━━━ EXERCISE DATA

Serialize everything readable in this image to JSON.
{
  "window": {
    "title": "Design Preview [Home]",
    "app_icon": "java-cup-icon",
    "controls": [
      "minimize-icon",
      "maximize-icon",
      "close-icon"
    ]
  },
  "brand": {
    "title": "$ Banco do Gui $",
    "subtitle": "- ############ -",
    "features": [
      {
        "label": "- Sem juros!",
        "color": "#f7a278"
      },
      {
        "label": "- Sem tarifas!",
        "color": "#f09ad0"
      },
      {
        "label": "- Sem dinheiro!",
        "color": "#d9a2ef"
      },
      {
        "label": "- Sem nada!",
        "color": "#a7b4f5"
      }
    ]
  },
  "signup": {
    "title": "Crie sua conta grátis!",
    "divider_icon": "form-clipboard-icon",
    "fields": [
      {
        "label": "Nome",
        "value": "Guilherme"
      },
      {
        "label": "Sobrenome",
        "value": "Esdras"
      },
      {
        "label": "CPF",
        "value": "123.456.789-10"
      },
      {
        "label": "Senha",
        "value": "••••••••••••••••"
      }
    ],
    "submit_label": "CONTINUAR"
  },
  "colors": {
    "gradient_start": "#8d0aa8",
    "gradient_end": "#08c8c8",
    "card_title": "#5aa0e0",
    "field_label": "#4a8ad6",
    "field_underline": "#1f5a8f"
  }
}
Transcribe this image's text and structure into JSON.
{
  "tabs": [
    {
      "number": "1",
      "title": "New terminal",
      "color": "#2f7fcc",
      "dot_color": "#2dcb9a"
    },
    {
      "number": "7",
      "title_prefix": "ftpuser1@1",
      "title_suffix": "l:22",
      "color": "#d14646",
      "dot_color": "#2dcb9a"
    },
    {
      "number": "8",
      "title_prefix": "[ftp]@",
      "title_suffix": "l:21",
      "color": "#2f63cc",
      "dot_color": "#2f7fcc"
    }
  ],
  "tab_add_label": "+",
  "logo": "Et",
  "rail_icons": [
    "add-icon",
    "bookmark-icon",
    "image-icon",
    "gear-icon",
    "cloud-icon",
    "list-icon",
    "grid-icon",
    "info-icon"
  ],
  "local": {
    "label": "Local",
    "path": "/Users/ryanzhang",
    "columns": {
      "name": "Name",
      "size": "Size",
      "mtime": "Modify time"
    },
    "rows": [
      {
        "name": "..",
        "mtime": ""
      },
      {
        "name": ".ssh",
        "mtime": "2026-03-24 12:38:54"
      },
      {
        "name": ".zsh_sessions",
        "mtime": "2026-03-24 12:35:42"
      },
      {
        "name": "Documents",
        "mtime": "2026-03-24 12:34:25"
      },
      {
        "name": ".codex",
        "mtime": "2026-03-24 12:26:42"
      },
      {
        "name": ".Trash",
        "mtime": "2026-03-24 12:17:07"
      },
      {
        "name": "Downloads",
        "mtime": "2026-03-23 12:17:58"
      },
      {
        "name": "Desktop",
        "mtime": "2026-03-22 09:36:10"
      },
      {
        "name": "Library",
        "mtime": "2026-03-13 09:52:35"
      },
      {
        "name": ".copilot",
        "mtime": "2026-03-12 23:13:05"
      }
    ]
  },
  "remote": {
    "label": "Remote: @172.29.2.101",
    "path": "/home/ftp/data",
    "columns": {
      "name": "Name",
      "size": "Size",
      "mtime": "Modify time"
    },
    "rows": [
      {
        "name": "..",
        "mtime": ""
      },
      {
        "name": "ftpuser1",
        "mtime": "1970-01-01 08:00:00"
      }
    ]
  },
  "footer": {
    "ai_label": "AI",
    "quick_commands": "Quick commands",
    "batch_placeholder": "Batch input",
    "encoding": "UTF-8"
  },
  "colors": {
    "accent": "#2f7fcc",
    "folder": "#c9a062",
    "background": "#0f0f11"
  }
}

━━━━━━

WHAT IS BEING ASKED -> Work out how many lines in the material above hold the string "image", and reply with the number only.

WRITTEN RESPONSE -> 3